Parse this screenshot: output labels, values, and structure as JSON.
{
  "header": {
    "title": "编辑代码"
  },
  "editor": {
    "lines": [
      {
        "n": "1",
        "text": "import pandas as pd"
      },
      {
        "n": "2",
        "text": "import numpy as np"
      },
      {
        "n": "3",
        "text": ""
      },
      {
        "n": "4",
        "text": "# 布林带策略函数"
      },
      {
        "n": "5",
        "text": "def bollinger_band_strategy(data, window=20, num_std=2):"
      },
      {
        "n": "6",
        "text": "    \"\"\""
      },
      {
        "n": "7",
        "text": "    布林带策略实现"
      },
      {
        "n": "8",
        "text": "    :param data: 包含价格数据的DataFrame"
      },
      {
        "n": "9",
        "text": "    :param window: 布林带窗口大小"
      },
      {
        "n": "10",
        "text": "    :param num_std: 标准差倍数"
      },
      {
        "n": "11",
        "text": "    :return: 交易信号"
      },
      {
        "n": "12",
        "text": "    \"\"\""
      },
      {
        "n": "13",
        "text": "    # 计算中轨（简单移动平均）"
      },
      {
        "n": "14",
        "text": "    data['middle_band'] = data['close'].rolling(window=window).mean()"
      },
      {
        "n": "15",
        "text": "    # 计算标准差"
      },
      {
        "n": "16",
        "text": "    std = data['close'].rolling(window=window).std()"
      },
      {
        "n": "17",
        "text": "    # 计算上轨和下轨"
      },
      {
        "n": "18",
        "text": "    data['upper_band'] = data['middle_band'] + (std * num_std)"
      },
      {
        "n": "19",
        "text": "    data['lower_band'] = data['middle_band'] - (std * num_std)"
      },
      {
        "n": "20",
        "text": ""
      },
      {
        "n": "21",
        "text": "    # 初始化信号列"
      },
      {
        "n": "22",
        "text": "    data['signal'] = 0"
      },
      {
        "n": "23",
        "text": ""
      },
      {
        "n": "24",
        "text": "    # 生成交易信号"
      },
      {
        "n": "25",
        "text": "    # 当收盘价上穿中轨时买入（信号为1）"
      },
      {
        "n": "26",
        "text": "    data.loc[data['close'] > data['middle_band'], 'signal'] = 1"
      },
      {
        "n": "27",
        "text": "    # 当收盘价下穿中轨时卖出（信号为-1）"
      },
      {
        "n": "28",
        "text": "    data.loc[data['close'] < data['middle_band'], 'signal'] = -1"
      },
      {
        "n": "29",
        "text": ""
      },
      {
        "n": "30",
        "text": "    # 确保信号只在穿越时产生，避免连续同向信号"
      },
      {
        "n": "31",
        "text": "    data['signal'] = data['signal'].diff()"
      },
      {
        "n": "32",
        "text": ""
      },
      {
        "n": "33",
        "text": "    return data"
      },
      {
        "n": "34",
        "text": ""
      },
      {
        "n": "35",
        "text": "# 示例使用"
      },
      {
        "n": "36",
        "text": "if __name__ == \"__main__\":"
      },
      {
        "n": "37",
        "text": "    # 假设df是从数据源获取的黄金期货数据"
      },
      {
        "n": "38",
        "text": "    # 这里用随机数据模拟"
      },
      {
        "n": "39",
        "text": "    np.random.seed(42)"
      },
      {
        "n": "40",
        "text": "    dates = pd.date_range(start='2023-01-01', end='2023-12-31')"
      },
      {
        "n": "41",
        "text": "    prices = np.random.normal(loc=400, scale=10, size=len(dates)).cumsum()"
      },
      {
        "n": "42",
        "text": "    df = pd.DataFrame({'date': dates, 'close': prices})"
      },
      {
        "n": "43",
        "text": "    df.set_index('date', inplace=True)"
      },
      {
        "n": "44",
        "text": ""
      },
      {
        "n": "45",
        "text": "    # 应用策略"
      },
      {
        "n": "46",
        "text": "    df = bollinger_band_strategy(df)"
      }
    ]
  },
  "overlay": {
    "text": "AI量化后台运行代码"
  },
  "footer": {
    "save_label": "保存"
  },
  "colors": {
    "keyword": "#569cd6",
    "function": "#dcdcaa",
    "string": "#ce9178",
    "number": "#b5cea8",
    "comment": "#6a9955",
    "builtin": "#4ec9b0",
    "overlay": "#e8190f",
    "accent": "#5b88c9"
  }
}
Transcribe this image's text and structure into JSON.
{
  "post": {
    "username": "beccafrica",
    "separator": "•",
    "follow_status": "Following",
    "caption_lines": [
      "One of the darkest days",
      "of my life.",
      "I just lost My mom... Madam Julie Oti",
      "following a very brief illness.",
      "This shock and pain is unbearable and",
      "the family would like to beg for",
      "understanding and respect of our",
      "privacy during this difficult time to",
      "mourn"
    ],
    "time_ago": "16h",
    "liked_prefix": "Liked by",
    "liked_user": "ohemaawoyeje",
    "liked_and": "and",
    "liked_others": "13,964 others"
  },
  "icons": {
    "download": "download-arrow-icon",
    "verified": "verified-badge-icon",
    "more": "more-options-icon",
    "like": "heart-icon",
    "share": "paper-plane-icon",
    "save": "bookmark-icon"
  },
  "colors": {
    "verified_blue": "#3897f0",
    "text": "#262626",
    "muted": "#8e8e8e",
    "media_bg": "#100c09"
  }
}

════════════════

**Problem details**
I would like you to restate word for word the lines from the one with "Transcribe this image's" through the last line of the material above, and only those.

**Answer area**
Transcribe this image's text and structure into JSON.
{
  "post": {
    "username": "beccafrica",
    "separator": "•",
    "follow_status": "Following",
    "caption_lines": [
      "One of the darkest days",
      "of my life.",
      "I just lost My mom... Madam Julie Oti",
      "following a very brief illness.",
      "This shock and pain is unbearable and",
      "the family would like to beg for",
      "understanding and respect of our",
      "privacy during this difficult time to",
      "mourn"
    ],
    "time_ago": "16h",
    "liked_prefix": "Liked by",
    "liked_user": "ohemaawoyeje",
    "liked_and": "and",
    "liked_others": "13,964 others"
  },
  "icons": {
    "download": "download-arrow-icon",
    "verified": "verified-badge-icon",
    "more": "more-options-icon",
    "like": "heart-icon",
    "share": "paper-plane-icon",
    "save": "bookmark-icon"
  },
  "colors": {
    "verified_blue": "#3897f0",
    "text": "#262626",
    "muted": "#8e8e8e",
    "media_bg": "#100c09"
  }
}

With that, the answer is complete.